ABOUT THIS TASK: Each line of the data has to be retyped exactly as it is.

EXERCISE INPUT:
--------

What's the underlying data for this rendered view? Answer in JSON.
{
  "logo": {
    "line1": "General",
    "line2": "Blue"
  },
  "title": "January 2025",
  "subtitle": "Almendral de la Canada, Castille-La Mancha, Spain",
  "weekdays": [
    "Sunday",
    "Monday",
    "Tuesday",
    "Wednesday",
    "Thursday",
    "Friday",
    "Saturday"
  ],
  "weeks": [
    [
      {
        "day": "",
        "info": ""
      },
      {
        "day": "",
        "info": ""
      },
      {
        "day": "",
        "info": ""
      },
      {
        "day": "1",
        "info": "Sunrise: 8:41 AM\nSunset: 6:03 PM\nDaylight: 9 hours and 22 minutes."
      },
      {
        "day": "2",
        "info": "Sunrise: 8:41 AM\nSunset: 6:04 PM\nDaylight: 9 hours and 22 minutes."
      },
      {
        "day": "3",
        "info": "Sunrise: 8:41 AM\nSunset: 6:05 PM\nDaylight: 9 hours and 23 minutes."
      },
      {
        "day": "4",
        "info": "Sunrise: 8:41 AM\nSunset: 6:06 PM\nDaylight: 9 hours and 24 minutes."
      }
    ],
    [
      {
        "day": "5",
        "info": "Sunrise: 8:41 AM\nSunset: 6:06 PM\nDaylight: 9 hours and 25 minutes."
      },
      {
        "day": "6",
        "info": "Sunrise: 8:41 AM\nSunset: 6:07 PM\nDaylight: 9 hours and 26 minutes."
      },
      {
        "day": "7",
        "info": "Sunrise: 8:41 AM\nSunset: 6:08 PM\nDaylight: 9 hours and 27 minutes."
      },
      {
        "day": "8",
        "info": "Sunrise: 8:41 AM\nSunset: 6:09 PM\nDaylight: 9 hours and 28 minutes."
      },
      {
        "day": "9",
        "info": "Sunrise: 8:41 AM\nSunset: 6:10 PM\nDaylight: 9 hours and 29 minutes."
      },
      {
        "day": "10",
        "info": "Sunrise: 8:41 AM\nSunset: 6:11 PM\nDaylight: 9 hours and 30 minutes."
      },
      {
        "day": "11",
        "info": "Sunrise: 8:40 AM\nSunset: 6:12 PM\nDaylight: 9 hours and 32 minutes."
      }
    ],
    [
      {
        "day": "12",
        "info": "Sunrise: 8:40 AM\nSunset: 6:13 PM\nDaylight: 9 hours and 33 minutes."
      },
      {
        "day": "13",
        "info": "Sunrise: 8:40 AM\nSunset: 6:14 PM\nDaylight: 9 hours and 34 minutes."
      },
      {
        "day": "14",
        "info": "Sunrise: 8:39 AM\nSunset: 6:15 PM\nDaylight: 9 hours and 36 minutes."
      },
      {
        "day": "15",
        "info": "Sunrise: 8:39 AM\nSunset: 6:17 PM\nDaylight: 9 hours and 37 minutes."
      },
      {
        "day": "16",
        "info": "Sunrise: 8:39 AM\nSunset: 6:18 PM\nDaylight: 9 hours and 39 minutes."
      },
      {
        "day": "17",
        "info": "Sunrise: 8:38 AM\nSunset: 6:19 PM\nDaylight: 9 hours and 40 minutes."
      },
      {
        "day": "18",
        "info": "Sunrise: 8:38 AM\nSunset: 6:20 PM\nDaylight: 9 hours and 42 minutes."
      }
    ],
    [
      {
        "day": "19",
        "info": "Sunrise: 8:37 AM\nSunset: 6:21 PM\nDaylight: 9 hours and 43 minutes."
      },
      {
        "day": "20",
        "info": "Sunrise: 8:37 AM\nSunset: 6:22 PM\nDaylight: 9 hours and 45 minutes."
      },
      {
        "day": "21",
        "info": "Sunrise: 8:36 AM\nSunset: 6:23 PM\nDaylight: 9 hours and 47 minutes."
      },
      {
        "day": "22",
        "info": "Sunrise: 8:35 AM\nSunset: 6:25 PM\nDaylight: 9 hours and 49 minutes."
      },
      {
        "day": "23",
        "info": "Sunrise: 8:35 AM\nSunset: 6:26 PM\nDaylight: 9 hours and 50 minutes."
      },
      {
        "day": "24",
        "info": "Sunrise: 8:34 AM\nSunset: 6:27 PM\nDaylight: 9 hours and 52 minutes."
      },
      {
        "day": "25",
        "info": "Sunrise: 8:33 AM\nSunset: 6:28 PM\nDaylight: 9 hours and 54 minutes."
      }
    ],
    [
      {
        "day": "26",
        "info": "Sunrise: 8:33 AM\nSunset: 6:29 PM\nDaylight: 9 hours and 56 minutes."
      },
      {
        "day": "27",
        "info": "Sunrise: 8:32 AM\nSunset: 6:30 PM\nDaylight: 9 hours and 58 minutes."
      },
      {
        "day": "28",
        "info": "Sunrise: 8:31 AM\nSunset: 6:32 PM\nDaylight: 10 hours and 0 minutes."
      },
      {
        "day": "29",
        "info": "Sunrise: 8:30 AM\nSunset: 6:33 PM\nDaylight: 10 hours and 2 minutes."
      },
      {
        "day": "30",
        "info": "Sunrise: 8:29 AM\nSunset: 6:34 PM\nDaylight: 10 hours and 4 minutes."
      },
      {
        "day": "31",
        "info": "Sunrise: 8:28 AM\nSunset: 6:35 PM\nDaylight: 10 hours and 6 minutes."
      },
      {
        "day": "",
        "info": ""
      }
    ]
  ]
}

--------

OUTPUT OF THE EXERCISE:
What's the underlying data for this rendered view? Answer in JSON.
{
  "logo": {
    "line1": "General",
    "line2": "Blue"
  },
  "title": "January 2025",
  "subtitle": "Almendral de la Canada, Castille-La Mancha, Spain",
  "weekdays": [
    "Sunday",
    "Monday",
    "Tuesday",
    "Wednesday",
    "Thursday",
    "Friday",
    "Saturday"
  ],
  "weeks": [
    [
      {
        "day": "",
        "info": ""
      },
      {
        "day": "",
        "info": ""
      },
      {
        "day": "",
        "info": ""
      },
      {
        "day": "1",
        "info": "Sunrise: 8:41 AM\nSunset: 6:03 PM\nDaylight: 9 hours and 22 minutes."
      },
      {
        "day": "2",
        "info": "Sunrise: 8:41 AM\nSunset: 6:04 PM\nDaylight: 9 hours and 22 minutes."
      },
      {
        "day": "3",
        "info": "Sunrise: 8:41 AM\nSunset: 6:05 PM\nDaylight: 9 hours and 23 minutes."
      },
      {
        "day": "4",
        "info": "Sunrise: 8:41 AM\nSunset: 6:06 PM\nDaylight: 9 hours and 24 minutes."
      }
    ],
    [
      {
        "day": "5",
        "info": "Sunrise: 8:41 AM\nSunset: 6:06 PM\nDaylight: 9 hours and 25 minutes."
      },
      {
        "day": "6",
        "info": "Sunrise: 8:41 AM\nSunset: 6:07 PM\nDaylight: 9 hours and 26 minutes."
      },
      {
        "day": "7",
        "info": "Sunrise: 8:41 AM\nSunset: 6:08 PM\nDaylight: 9 hours and 27 minutes."
      },
      {
        "day": "8",
        "info": "Sunrise: 8:41 AM\nSunset: 6:09 PM\nDaylight: 9 hours and 28 minutes."
      },
      {
        "day": "9",
        "info": "Sunrise: 8:41 AM\nSunset: 6:10 PM\nDaylight: 9 hours and 29 minutes."
      },
      {
        "day": "10",
        "info": "Sunrise: 8:41 AM\nSunset: 6:11 PM\nDaylight: 9 hours and 30 minutes."
      },
      {
        "day": "11",
        "info": "Sunrise: 8:40 AM\nSunset: 6:12 PM\nDaylight: 9 hours and 32 minutes."
      }
    ],
    [
      {
        "day": "12",
        "info": "Sunrise: 8:40 AM\nSunset: 6:13 PM\nDaylight: 9 hours and 33 minutes."
      },
      {
        "day": "13",
        "info": "Sunrise: 8:40 AM\nSunset: 6:14 PM\nDaylight: 9 hours and 34 minutes."
      },
      {
        "day": "14",
        "info": "Sunrise: 8:39 AM\nSunset: 6:15 PM\nDaylight: 9 hours and 36 minutes."
      },
      {
        "day": "15",
        "info": "Sunrise: 8:39 AM\nSunset: 6:17 PM\nDaylight: 9 hours and 37 minutes."
      },
      {
        "day": "16",
        "info": "Sunrise: 8:39 AM\nSunset: 6:18 PM\nDaylight: 9 hours and 39 minutes."
      },
      {
        "day": "17",
        "info": "Sunrise: 8:38 AM\nSunset: 6:19 PM\nDaylight: 9 hours and 40 minutes."
      },
      {
        "day": "18",
        "info": "Sunrise: 8:38 AM\nSunset: 6:20 PM\nDaylight: 9 hours and 42 minutes."
      }
    ],
    [
      {
        "day": "19",
        "info": "Sunrise: 8:37 AM\nSunset: 6:21 PM\nDaylight: 9 hours and 43 minutes."
      },
      {
        "day": "20",
        "info": "Sunrise: 8:37 AM\nSunset: 6:22 PM\nDaylight: 9 hours and 45 minutes."
      },
      {
        "day": "21",
        "info": "Sunrise: 8:36 AM\nSunset: 6:23 PM\nDaylight: 9 hours and 47 minutes."
      },
      {
        "day": "22",
        "info": "Sunrise: 8:35 AM\nSunset: 6:25 PM\nDaylight: 9 hours and 49 minutes."
      },
      {
        "day": "23",
        "info": "Sunrise: 8:35 AM\nSunset: 6:26 PM\nDaylight: 9 hours and 50 minutes."
      },
      {
        "day": "24",
        "info": "Sunrise: 8:34 AM\nSunset: 6:27 PM\nDaylight: 9 hours and 52 minutes."
      },
      {
        "day": "25",
        "info": "Sunrise: 8:33 AM\nSunset: 6:28 PM\nDaylight: 9 hours and 54 minutes."
      }
    ],
    [
      {
        "day": "26",
        "info": "Sunrise: 8:33 AM\nSunset: 6:29 PM\nDaylight: 9 hours and 56 minutes."
      },
      {
        "day": "27",
        "info": "Sunrise: 8:32 AM\nSunset: 6:30 PM\nDaylight: 9 hours and 58 minutes."
      },
      {
        "day": "28",
        "info": "Sunrise: 8:31 AM\nSunset: 6:32 PM\nDaylight: 10 hours and 0 minutes."
      },
      {
        "day": "29",
        "info": "Sunrise: 8:30 AM\nSunset: 6:33 PM\nDaylight: 10 hours and 2 minutes."
      },
      {
        "day": "30",
        "info": "Sunrise: 8:29 AM\nSunset: 6:34 PM\nDaylight: 10 hours and 4 minutes."
      },
      {
        "day": "31",
        "info": "Sunrise: 8:28 AM\nSunset: 6:35 PM\nDaylight: 10 hours and 6 minutes."
      },
      {
        "day": "",
        "info": ""
      }
    ]
  ]
}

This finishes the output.